While on a very rainy 400k brevet during a the spring of 2012, I noticed something something that no professional bike fitter picked up on before: that is I have a forefoot varus problem, but only on one side. I was wearing Rainlegs most of the day and the inner side of my Rainlegs (nicker length rain pants), near my knee, was brushing against the top tube of the frame. This is a tell tale sign of varus. Since then, I have added some shims under this cleat and the problem is larger disappeared. This problem, when combined with LLI is most likely the route cause of my “one sided” chafing problems.
What might the future bring in saddle designs?

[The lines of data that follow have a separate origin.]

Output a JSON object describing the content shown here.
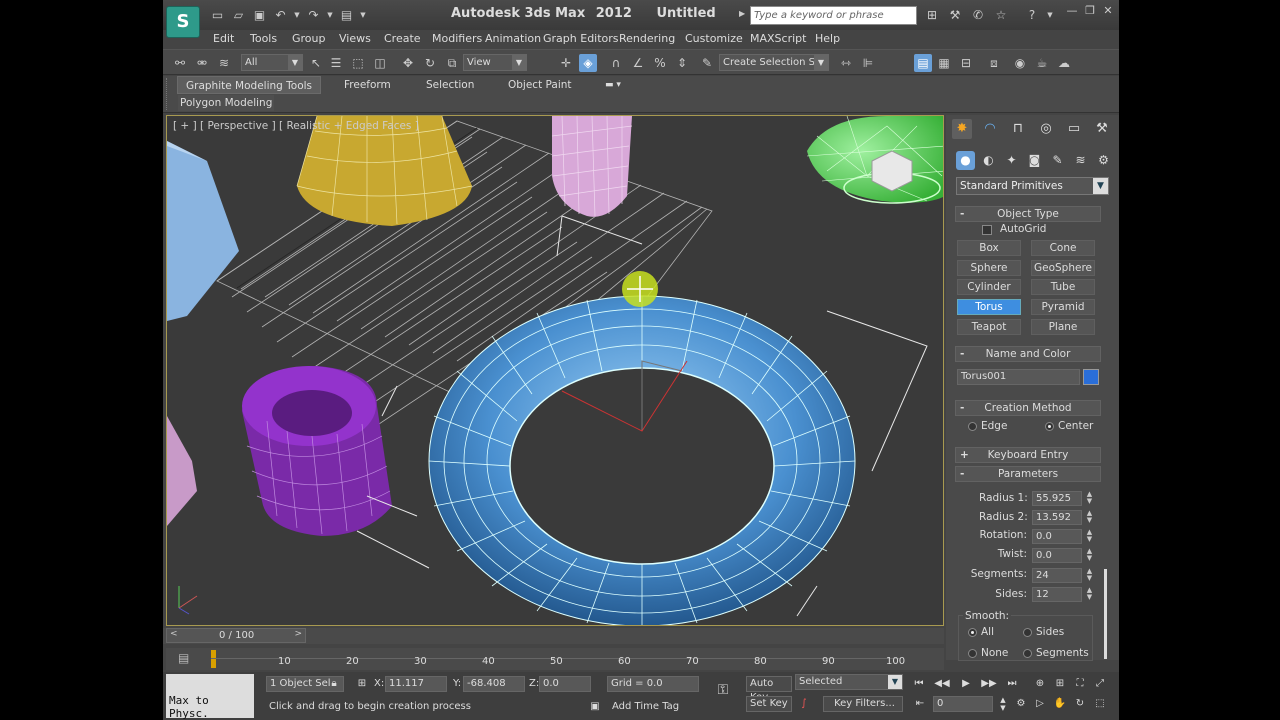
{
  "app": {
    "name": "Autodesk 3ds Max",
    "version": "2012",
    "document": "Untitled",
    "logo": "3ds-max-logo"
  },
  "search": {
    "placeholder": "Type a keyword or phrase"
  },
  "menu": [
    "Edit",
    "Tools",
    "Group",
    "Views",
    "Create",
    "Modifiers",
    "Animation",
    "Graph Editors",
    "Rendering",
    "Customize",
    "MAXScript",
    "Help"
  ],
  "toolbar": {
    "filter": "All",
    "ref_coord": "View",
    "selection_set": "Create Selection Se"
  },
  "ribbon": {
    "tabs": [
      "Graphite Modeling Tools",
      "Freeform",
      "Selection",
      "Object Paint"
    ],
    "subtab": "Polygon Modeling"
  },
  "viewport": {
    "label": "[ + ] [ Perspective ] [ Realistic + Edged Faces ]"
  },
  "panel": {
    "category": "Standard Primitives",
    "object_type": {
      "title": "Object Type",
      "sign": "-",
      "autogrid": "AutoGrid",
      "buttons": [
        "Box",
        "Cone",
        "Sphere",
        "GeoSphere",
        "Cylinder",
        "Tube",
        "Torus",
        "Pyramid",
        "Teapot",
        "Plane"
      ],
      "active": "Torus"
    },
    "name_color": {
      "title": "Name and Color",
      "sign": "-",
      "name": "Torus001",
      "color": "#2a6ed8"
    },
    "creation_method": {
      "title": "Creation Method",
      "sign": "-",
      "options": [
        "Edge",
        "Center"
      ],
      "selected": "Center"
    },
    "keyboard_entry": {
      "title": "Keyboard Entry",
      "sign": "+"
    },
    "parameters": {
      "title": "Parameters",
      "sign": "-",
      "radius1_label": "Radius 1:",
      "radius1": "55.925",
      "radius2_label": "Radius 2:",
      "radius2": "13.592",
      "rotation_label": "Rotation:",
      "rotation": "0.0",
      "twist_label": "Twist:",
      "twist": "0.0",
      "segments_label": "Segments:",
      "segments": "24",
      "sides_label": "Sides:",
      "sides": "12",
      "smooth_label": "Smooth:",
      "smooth_options": [
        "All",
        "Sides",
        "None",
        "Segments"
      ],
      "smooth_selected": "All"
    }
  },
  "timeline": {
    "frame": "0 / 100",
    "ticks": [
      "10",
      "20",
      "30",
      "40",
      "50",
      "60",
      "70",
      "80",
      "90",
      "100"
    ]
  },
  "status": {
    "maxscript": "Max to Physc.",
    "selection": "1 Object Sel",
    "prompt": "Click and drag to begin creation process",
    "x_label": "X:",
    "x": "11.117",
    "y_label": "Y:",
    "y": "-68.408",
    "z_label": "Z:",
    "z": "0.0",
    "grid": "Grid = 0.0",
    "add_time_tag": "Add Time Tag",
    "auto_key": "Auto Key",
    "set_key": "Set Key",
    "key_mode": "Selected",
    "key_filters": "Key Filters...",
    "current_frame": "0"
  },
  "colors": {
    "accent": "#3e8ee0",
    "viewport_bg": "#3a3a3a",
    "torus": "#4a90d0",
    "cone": "#c8a830",
    "tube": "#7a2aa8",
    "geosphere": "#55cc55",
    "box": "#8ab4e0",
    "cylinder": "#c89ac8"
  }
}
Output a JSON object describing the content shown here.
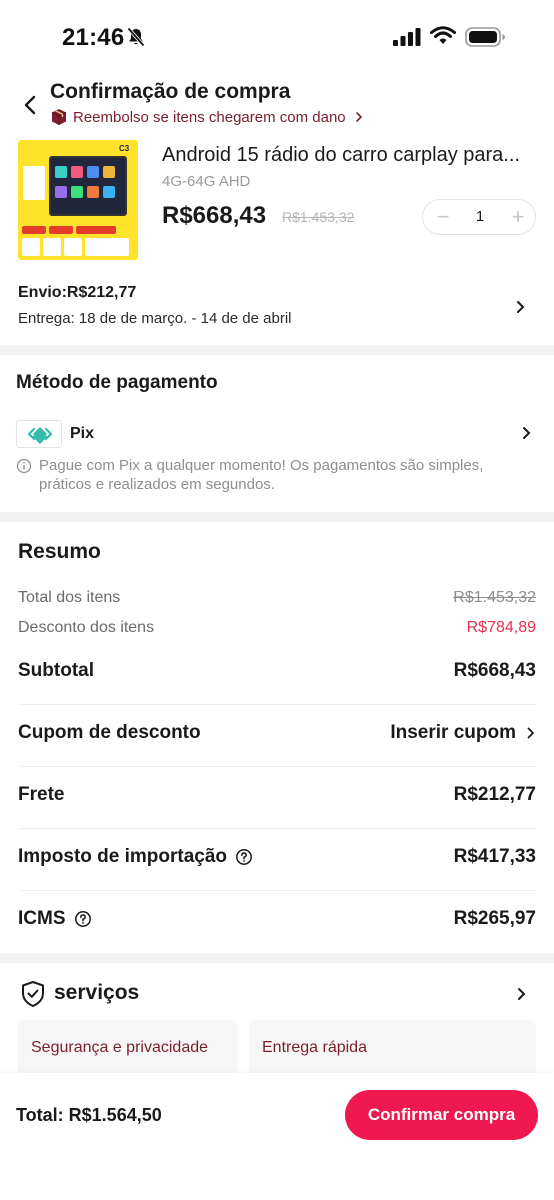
{
  "status_bar": {
    "time": "21:46"
  },
  "header": {
    "title": "Confirmação de compra",
    "refund_text": "Reembolso se itens chegarem com dano"
  },
  "product": {
    "title": "Android 15 rádio do carro carplay para...",
    "variant": "4G-64G AHD",
    "price": "R$668,43",
    "old_price": "R$1.453,32",
    "quantity": "1",
    "image_badge": "C3"
  },
  "shipping": {
    "cost": "Envio:R$212,77",
    "delivery": "Entrega: 18 de de março. - 14 de de abril"
  },
  "payment": {
    "section_title": "Método de pagamento",
    "method_name": "Pix",
    "note": "Pague com Pix a qualquer momento! Os pagamentos são simples, práticos e realizados em segundos."
  },
  "summary": {
    "title": "Resumo",
    "items_total_label": "Total dos itens",
    "items_total_value": "R$1.453,32",
    "discount_label": "Desconto dos itens",
    "discount_value": "R$784,89",
    "subtotal_label": "Subtotal",
    "subtotal_value": "R$668,43",
    "coupon_label": "Cupom de desconto",
    "coupon_action": "Inserir cupom",
    "shipping_label": "Frete",
    "shipping_value": "R$212,77",
    "import_tax_label": "Imposto de importação",
    "import_tax_value": "R$417,33",
    "icms_label": "ICMS",
    "icms_value": "R$265,97"
  },
  "services": {
    "title": "serviços",
    "cards": [
      "Segurança e privacidade",
      "Entrega rápida"
    ]
  },
  "footer": {
    "total": "Total:  R$1.564,50",
    "confirm_label": "Confirmar compra"
  },
  "colors": {
    "accent": "#f0194f",
    "discount": "#e8304f",
    "brand_dark": "#7a1f2b",
    "pix": "#32bcad"
  }
}
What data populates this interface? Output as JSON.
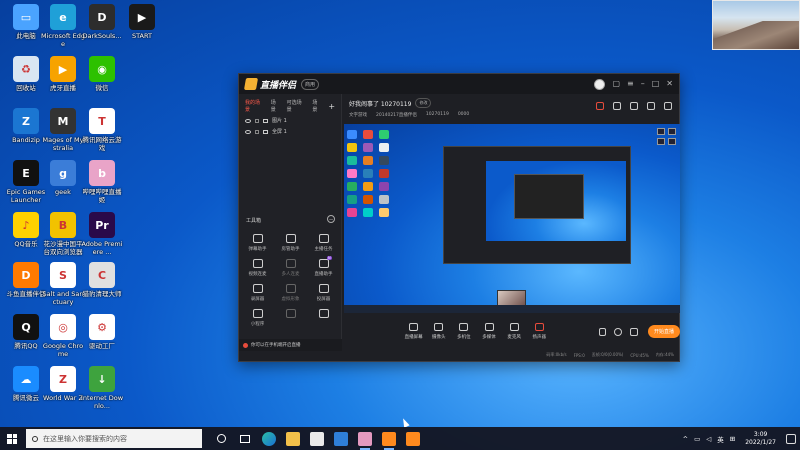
{
  "desktop": {
    "icons": [
      {
        "label": "此电脑",
        "icon": "computer-icon",
        "color": "#4aa3ff"
      },
      {
        "label": "Microsoft Edge",
        "icon": "edge-icon",
        "color": "#1fa0d8"
      },
      {
        "label": "DarkSouls...",
        "icon": "darksouls-icon",
        "color": "#2d2d2d"
      },
      {
        "label": "START",
        "icon": "start-app-icon",
        "color": "#1a1a1a"
      },
      {
        "label": "回收站",
        "icon": "recycle-bin-icon",
        "color": "#d9e6f2"
      },
      {
        "label": "虎牙直播",
        "icon": "huya-icon",
        "color": "#f7a300"
      },
      {
        "label": "微信",
        "icon": "wechat-icon",
        "color": "#2dc100"
      },
      {
        "label": "Bandizip",
        "icon": "bandizip-icon",
        "color": "#1b76d2"
      },
      {
        "label": "Mages of Mystralia",
        "icon": "mages-icon",
        "color": "#333333"
      },
      {
        "label": "腾讯网络云游戏",
        "icon": "tencent-cloud-game-icon",
        "color": "#ffffff"
      },
      {
        "label": "Epic Games Launcher",
        "icon": "epic-games-icon",
        "color": "#111111"
      },
      {
        "label": "geek",
        "icon": "geek-icon",
        "color": "#3b7dd8"
      },
      {
        "label": "哔哩哔哩直播姬",
        "icon": "bilibili-live-icon",
        "color": "#e9a4c8"
      },
      {
        "label": "QQ音乐",
        "icon": "qq-music-icon",
        "color": "#ffd100"
      },
      {
        "label": "花沙漫中国平台双向浏览器",
        "icon": "browser-icon",
        "color": "#f2c200"
      },
      {
        "label": "Adobe Premiere ...",
        "icon": "premiere-icon",
        "color": "#2a0a4a"
      },
      {
        "label": "斗鱼直播伴侣",
        "icon": "douyu-icon",
        "color": "#ff7a00"
      },
      {
        "label": "Salt and Sanctuary",
        "icon": "salt-sanctuary-icon",
        "color": "#ffffff"
      },
      {
        "label": "猎豹清理大师",
        "icon": "cleaner-icon",
        "color": "#e0e0e0"
      },
      {
        "label": "腾讯QQ",
        "icon": "qq-icon",
        "color": "#111111"
      },
      {
        "label": "Google Chrome",
        "icon": "chrome-icon",
        "color": "#ffffff"
      },
      {
        "label": "驱动工厂",
        "icon": "driver-icon",
        "color": "#ffffff"
      },
      {
        "label": "腾讯微云",
        "icon": "weiyun-icon",
        "color": "#1a8cff"
      },
      {
        "label": "World War Z",
        "icon": "wwz-icon",
        "color": "#ffffff"
      },
      {
        "label": "Internet Downlo...",
        "icon": "idm-icon",
        "color": "#3ea33e"
      }
    ]
  },
  "app": {
    "name": "直播伴侣",
    "badge": "商用",
    "scene_tabs": [
      "我的场景",
      "场景",
      "可选场景",
      "场景"
    ],
    "sources": [
      "图片 1",
      "全屏 1"
    ],
    "tools_title": "工具箱",
    "tools": [
      {
        "label": "弹幕助手",
        "dim": false,
        "new": false
      },
      {
        "label": "房管助手",
        "dim": false,
        "new": false
      },
      {
        "label": "主播任务",
        "dim": false,
        "new": false
      },
      {
        "label": "视频连麦",
        "dim": false,
        "new": false
      },
      {
        "label": "多人连麦",
        "dim": true,
        "new": false
      },
      {
        "label": "直播助手",
        "dim": false,
        "new": true
      },
      {
        "label": "录屏器",
        "dim": false,
        "new": false
      },
      {
        "label": "虚拟形象",
        "dim": true,
        "new": false
      },
      {
        "label": "投屏器",
        "dim": false,
        "new": false
      },
      {
        "label": "小程序",
        "dim": false,
        "new": false
      },
      {
        "label": "",
        "dim": true,
        "new": false
      },
      {
        "label": "",
        "dim": false,
        "new": false
      }
    ],
    "bottom_notice": "你可以在手机端开启直播",
    "room": {
      "title": "好我闹事了 10270119",
      "tag": "修改",
      "info": [
        "文字游戏",
        "20140217直播伴侣",
        "10270119",
        "0000"
      ]
    },
    "controls": [
      {
        "label": "直播屏幕"
      },
      {
        "label": "摄像头"
      },
      {
        "label": "多机位"
      },
      {
        "label": "多媒体"
      },
      {
        "label": "麦克风"
      },
      {
        "label": "扬声器"
      }
    ],
    "live_button": "开始直播",
    "status": [
      "码率:0kb/s",
      "FPS:0",
      "丢帧:0/0(0.00%)",
      "CPU:45%",
      "内存:44%"
    ]
  },
  "taskbar": {
    "search_placeholder": "在这里输入你要搜索的内容",
    "tray_lang": "英",
    "time": "3:09",
    "date": "2022/1/27"
  }
}
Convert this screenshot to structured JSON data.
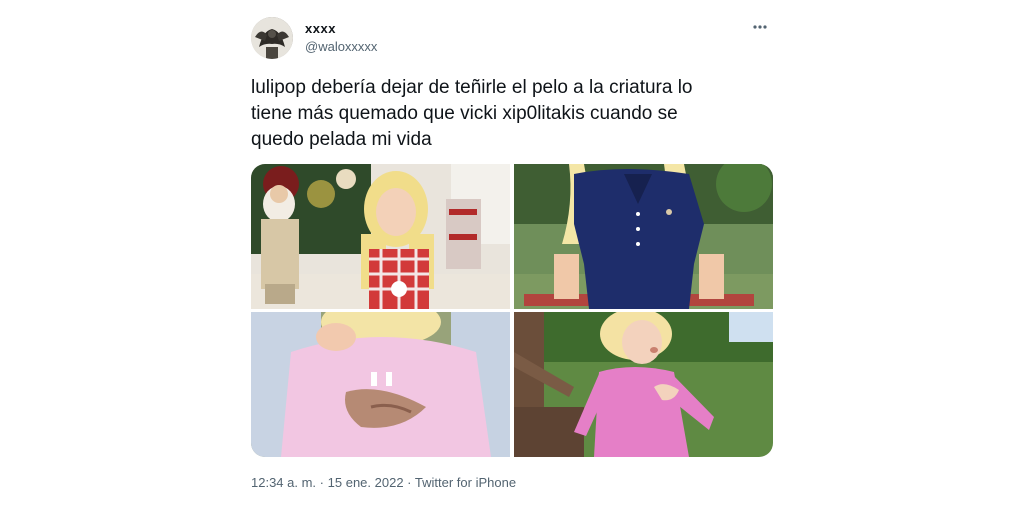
{
  "author": {
    "display_name": "xxxx",
    "handle": "@waloxxxxx",
    "avatar_icon": "avatar-image"
  },
  "tweet": {
    "text_lines": [
      "lulipop debería dejar de teñirle el pelo a la criatura lo",
      "tiene más quemado que vicki xip0litakis cuando se",
      "quedo pelada mi vida"
    ],
    "more_icon": "more-options-icon"
  },
  "media": {
    "count": 4,
    "photos": [
      "photo-christmas",
      "photo-navy-polo",
      "photo-pink-sweater",
      "photo-pink-dress"
    ]
  },
  "meta": {
    "time": "12:34 a. m.",
    "separator": "·",
    "date": "15 ene. 2022",
    "source": "Twitter for iPhone"
  },
  "colors": {
    "text_primary": "#0f1419",
    "text_secondary": "#536471"
  }
}
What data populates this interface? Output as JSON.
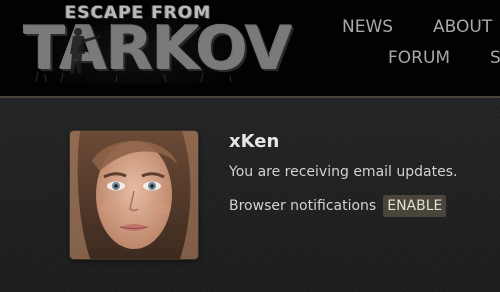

Currently there are many lightweight, backcountry ski boots and some cycling shoes that are form fitted using heat. Why can’t a synthetic or lightweight plastic saddle be designed using this technique? If someone made one that provided the comfort of my softened up GB Aravis, but as light as a Prologo, it would give it a score of 10 out of 10.
As you can see, I tried many different kinds of saddles. For me, saddle choice made a bigger difference in comfort than did the style of shorts, choice of chamois cream, bike fit or even a different frame material.
When looking for a new saddle or trying to increase your rear end comfort level…